Russia shrugged off further US economic sanctions, imposed on September 1, at a trade fair in the far eastern port of Vladivostok. Over the following few days Its biggest upstream companies Gazprom and Rosneft announced a string of agreements and possible investments in all aspects of the energy chain, from seismic acquisition (with UK major BP and US giant Schlumberger) down to studying the construction of Aframaxes that run on methane (with Russian and South Korean firms).
Gazprom also went ahead with its second winter gas auction, in a move to develop a more market-oriented approach to gas sales than the conventional flexible long-term contracts: last year’s round (same period, same delivery points) was far from fully bid for but the summer auctions, for the Belarus-Lithuania did a bit better, and now the process might be even slicker. However it has not revealed how many lots are on the block this time. The reserve price is also confidential. Delivery profile is flat, 100% take or pay.
Relations between the European Commission and Ukraine remain friendly, with the EU commissioner for energy union, Maros Sefcovic, visiting Kiev in early September and keen to help Gazprom and Naftogaz Ukrainy reach an agreement on winter gas deliveries and transit. The last one expired in June. Naftogaz has not imported any Russian gas since last November when it took just 390mn m³. It imported no gas in Q2 this year and only in July began importing again. Meanwhile its storage inventories remain at perhaps historic lows. Sefcovic also approved of the thinking behind the Naftogaz unbundling plan, in compliance with the EU Third Energy Package.
There was more fighting in the Nigeria Delta, despite talk of a ceasefire: apart from the Niger Delta Avengers, there are other groups active such as the Niger Delta Red Squad (NDRS) and Niger Delta Searchlight (NDS) that have claimed responsibility for attacks on oil and gas pipelines and so cutting flows of gas to the Nigerian LNG facility. An Eni-operated pipeline was attacked as recently as September 1, reported Nigerian news site Naji, adding that NDRS had said it was responsible.
Better news for Eni in Africa’s upstream sector was its fifth successful well in the Zohr mega-field in Egypt, confirming gas in place of some 850bn m³. First gas is due at the end of next year, by which time the results of the first offshore Israeli round should have been decided.
Launched this week on a ministerial roadshow taking in also Singapore and the UK, the round could trigger all kinds of incentives, including, reportedly the creation of a buying consortium to spread offtake risk once the gas is landed. Energy minister Yuval Steinitz was in London September 1 meeting upstream executives and setting out the rules.
Israel is thought to have greater potential as a means of unlocking gas reserves than the Cyprus-Egypt gas trade agreement in principle signed August 31, although Israel has been poised to join the gas exporters’ community for quite some years: the Leviathan field was found in December 2010. Relations with Turkey have thawed this summer.
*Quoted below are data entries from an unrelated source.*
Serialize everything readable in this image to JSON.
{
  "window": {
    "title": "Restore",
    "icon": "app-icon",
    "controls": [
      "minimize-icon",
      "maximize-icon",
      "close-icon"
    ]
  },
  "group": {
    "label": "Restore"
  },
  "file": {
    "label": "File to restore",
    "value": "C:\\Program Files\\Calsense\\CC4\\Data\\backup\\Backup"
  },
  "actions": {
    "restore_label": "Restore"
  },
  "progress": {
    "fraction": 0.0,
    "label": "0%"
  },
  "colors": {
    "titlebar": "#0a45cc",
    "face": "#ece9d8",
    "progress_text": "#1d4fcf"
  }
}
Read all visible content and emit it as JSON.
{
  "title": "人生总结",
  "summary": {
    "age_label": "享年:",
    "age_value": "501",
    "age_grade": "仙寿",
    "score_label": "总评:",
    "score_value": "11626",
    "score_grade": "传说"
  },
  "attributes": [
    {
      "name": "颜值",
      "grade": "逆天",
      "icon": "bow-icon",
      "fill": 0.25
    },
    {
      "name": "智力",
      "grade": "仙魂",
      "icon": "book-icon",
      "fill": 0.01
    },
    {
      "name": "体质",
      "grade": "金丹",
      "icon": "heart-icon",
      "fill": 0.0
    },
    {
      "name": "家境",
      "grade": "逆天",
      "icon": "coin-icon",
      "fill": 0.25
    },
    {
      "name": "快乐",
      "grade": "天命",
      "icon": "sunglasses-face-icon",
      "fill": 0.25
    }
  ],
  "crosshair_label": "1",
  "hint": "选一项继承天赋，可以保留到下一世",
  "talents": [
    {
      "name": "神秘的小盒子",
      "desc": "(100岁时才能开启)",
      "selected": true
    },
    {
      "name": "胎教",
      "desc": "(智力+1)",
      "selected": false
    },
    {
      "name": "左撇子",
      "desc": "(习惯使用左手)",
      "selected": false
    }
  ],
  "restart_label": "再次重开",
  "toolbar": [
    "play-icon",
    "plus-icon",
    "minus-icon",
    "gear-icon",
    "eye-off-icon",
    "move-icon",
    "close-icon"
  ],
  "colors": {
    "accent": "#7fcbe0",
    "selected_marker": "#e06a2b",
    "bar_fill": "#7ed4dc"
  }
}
Part of the reason for the delay was the size of the field: it was so big that it threw up all kinds of policy questions, such as how much gas should be exported and was there a risk in having a small number of companies in the offshore.
Accordingly Delek Group, is set to sell its 31.25% holdings in another licence, the Tamar Partnership, probably through a special purpose company (SPC). The company plans to transfer all its Tamar holdings to the SPC and then go to an IPO in either New York or London. First details of Delek Group's plan to divest its holdings in Tamar were revealed this week by CEO Asaf Bartfeld during an analysts' call following the filing of the group's second quarter results.
According to the Regulatory Natural Gas Framework Delek must do this within six years of the Framework's approval. Noble Energy, the biggest stake holder in Tamar with 36% and the operator, has to sell down to 25%. In July Noble concluded a deal to sell 3% of Tamar to Harel Group, one of Israel's biggest insurance group in a $369mn deal that partner Noble says values the project at $12.3bn.